I write and teach from a Jungian perspective, as I firmly believe in the tenets of Carl Gustav Jung’s groundbreaking work in depth psychology. I belong to a small Jungian study circle and pursue my interest in Jung’s work through intensive personal study.
Believing in the importance of sharing one’s own insights and knowledge with others, I lead retreats for women with the aim of reconnecting them to their inner selves and these retreats are always conducted in a nature setting. Where possible, my retreats centre around a labyrinth – both real and as a symbol of our life’s journey. Convinced of the psychological and spiritual benefits of labyrinth walking I incorporate these in my retreats. Other than practicing labyrinth walking as a form of moving meditation myself I view myself as a “labyrinth connector”. In this respect I owe credit to Kimberly Saward’s explanation of people’s differing relationships with labyrinths, and it is my understanding that, as a connector, I number amongst those who connect with the labyrinth on a deep personal level, while also connecting – or weaving together, if you will – individuals and groups with similar interest in labyrinths.
I recently developed the concept of a “Heroine’s Journey” into a workshop format which is aimed at facilitating women’s search for personal meaning in the mid-life transitional phase and I am in the process of scheduling these for 2016.
One of my research interests is the use of writing as a form of therapy. I completed a master’s dissertation on this subject in addition to a master’s degree in communication science. I consider myself fortunate to have been able to attend two workshops on writing therapy presented by one of the UK’s foremost exponents, Victoria Field, a registered poetry therapist.
I am currently a research fellow in the Department of Communication Science at the University of the Free State in Bloemfontein, South Africa.

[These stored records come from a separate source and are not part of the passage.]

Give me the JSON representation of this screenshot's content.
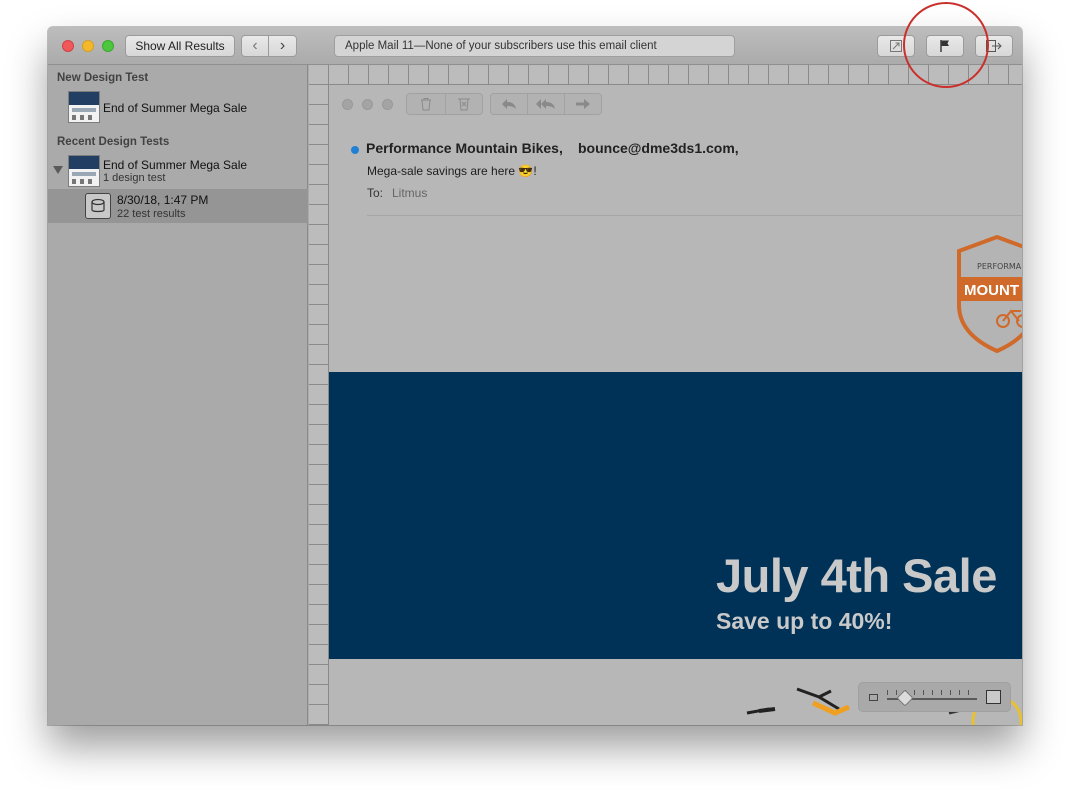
{
  "window": {
    "toolbar": {
      "show_all_label": "Show All Results",
      "back_label": "‹",
      "forward_label": "›",
      "title_text": "Apple Mail 11—None of your subscribers use this email client",
      "icons": [
        "expand-icon",
        "flag-icon",
        "export-icon"
      ]
    }
  },
  "sidebar": {
    "new_heading": "New Design Test",
    "new_item_label": "End of Summer Mega Sale",
    "recent_heading": "Recent Design Tests",
    "recent_item": {
      "label": "End of Summer Mega Sale",
      "sub": "1 design test"
    },
    "selected_result": {
      "date": "8/30/18, 1:47 PM",
      "count": "22 test results"
    }
  },
  "mail": {
    "from_name": "Performance Mountain Bikes,",
    "from_email": "bounce@dme3ds1.com,",
    "subject": "Mega-sale savings are here 😎!",
    "to_label": "To:",
    "to_value": "Litmus",
    "badge_top": "PERFORMANCE",
    "badge_main": "MOUNT",
    "banner_title": "July 4th Sale",
    "banner_subtitle": "Save up to 40%!"
  },
  "colors": {
    "banner_bg": "#003157",
    "badge_orange": "#d06a2a",
    "unread_dot": "#1f80d4",
    "annotation_red": "#c9302c"
  }
}
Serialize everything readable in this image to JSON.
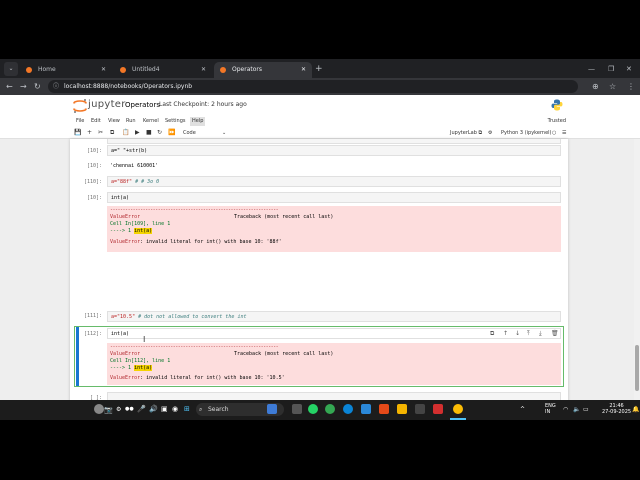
{
  "browser": {
    "tabs": [
      {
        "label": "Home",
        "active": false
      },
      {
        "label": "Untitled4",
        "active": false
      },
      {
        "label": "Operators",
        "active": true
      }
    ],
    "url": "localhost:8888/notebooks/Operators.ipynb"
  },
  "jupyter": {
    "logo_text": "jupyter",
    "notebook_title": "Operators",
    "checkpoint": "Last Checkpoint: 2 hours ago",
    "menu": [
      "File",
      "Edit",
      "View",
      "Run",
      "Kernel",
      "Settings",
      "Help"
    ],
    "active_menu": "Help",
    "trusted": "Trusted",
    "cell_type": "Code",
    "jupyterlab_label": "JupyterLab",
    "kernel": "Python 3 (ipykernel)"
  },
  "cells": {
    "c1": {
      "prompt": "[10]:",
      "code": "a=\" \"+str(b)"
    },
    "c1_out": {
      "prompt": "[10]:",
      "text": "'chennai 610001'"
    },
    "c2": {
      "prompt": "[110]:",
      "code_str": "a=\"88f\"",
      "code_comment": " # # 3o 0"
    },
    "c3": {
      "prompt": "[10]:",
      "code": "int(a)"
    },
    "c3_err": {
      "dash": "-------------------------------------------------------------------",
      "name": "ValueError",
      "traceback": "Traceback (most recent call last)",
      "cell_ref": "Cell In[109], line 1",
      "arrow": "----> 1 ",
      "arrow_code": "int(a)",
      "msg_name": "ValueError",
      "msg": ": invalid literal for int() with base 10: '88f'"
    },
    "c4": {
      "prompt": "[111]:",
      "code_str": "a=\"10.5\"",
      "code_comment": " # dot not allowed to convert the int"
    },
    "c5": {
      "prompt": "[112]:",
      "code": "int(a)"
    },
    "c5_err": {
      "dash": "-------------------------------------------------------------------",
      "name": "ValueError",
      "traceback": "Traceback (most recent call last)",
      "cell_ref": "Cell In[112], line 1",
      "arrow": "----> 1 ",
      "arrow_code": "int(a)",
      "msg_name": "ValueError",
      "msg": ": invalid literal for int() with base 10: '10.5'"
    },
    "c6": {
      "prompt": "[ ]:",
      "code": ""
    }
  },
  "taskbar": {
    "search": "Search",
    "lang1": "ENG",
    "lang2": "IN",
    "time": "21:46",
    "date": "27-09-2025"
  }
}
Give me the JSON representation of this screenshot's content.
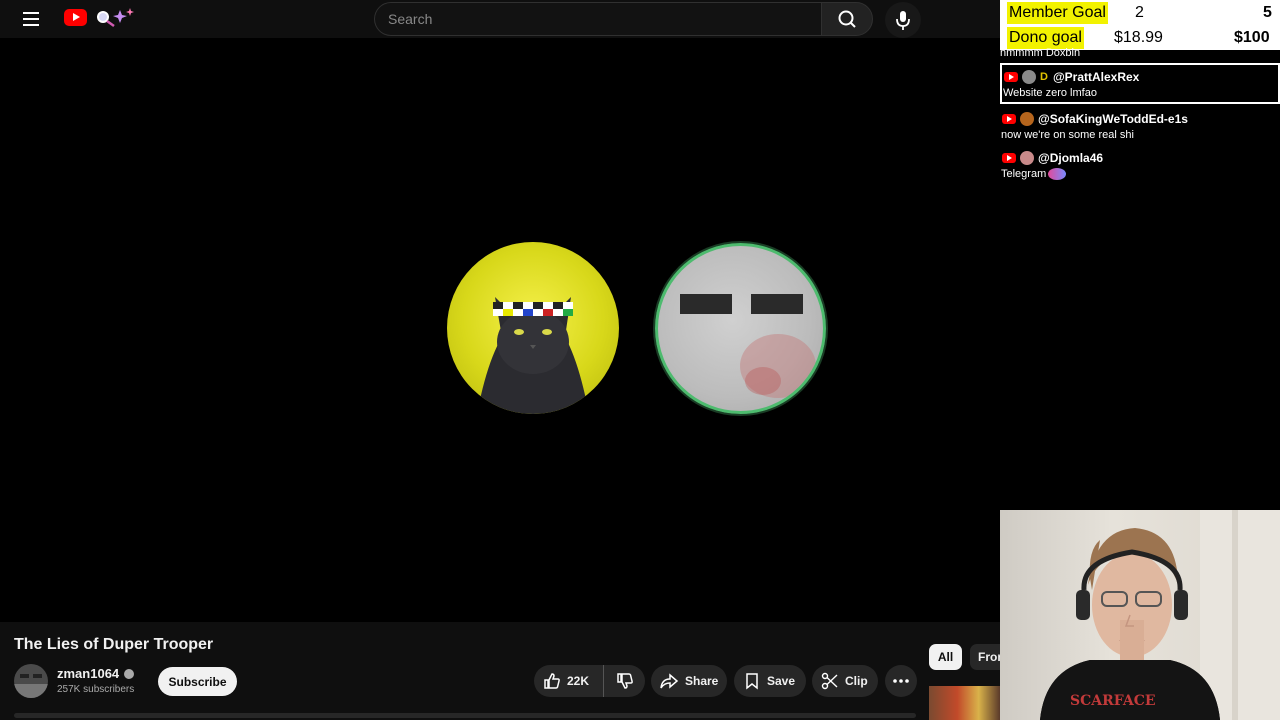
{
  "search": {
    "placeholder": "Search"
  },
  "video": {
    "title": "The Lies of Duper Trooper",
    "channel_name": "zman1064",
    "subscribers": "257K subscribers",
    "subscribe_label": "Subscribe",
    "likes": "22K",
    "share_label": "Share",
    "save_label": "Save",
    "clip_label": "Clip"
  },
  "chips": {
    "all": "All",
    "from": "From"
  },
  "goals": {
    "member_label": "Member Goal",
    "member_current": "2",
    "member_target": "5",
    "dono_label": "Dono goal",
    "dono_current": "$18.99",
    "dono_target": "$100"
  },
  "chat": {
    "cut_text": "hmmmm Doxbin",
    "messages": [
      {
        "author": "@PrattAlexRex",
        "badge": "D",
        "text": "Website zero lmfao",
        "avatar_color": "#8a8a8a"
      },
      {
        "author": "@SofaKingWeToddEd-e1s",
        "text": "now we're on some real shi",
        "avatar_color": "#b5651d"
      },
      {
        "author": "@Djomla46",
        "text": "Telegram",
        "avatar_color": "#c98a8a"
      }
    ]
  },
  "colors": {
    "brand_red": "#ff0000",
    "goal_highlight": "#f2f200",
    "ring_green": "#4dbb6e"
  }
}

I try to maintain a balance in my life by keeping a weekly journal, attending regular tai chi sessions, as well as spending time on my own in the tranquil garden at Oliewenhuis Art Museum.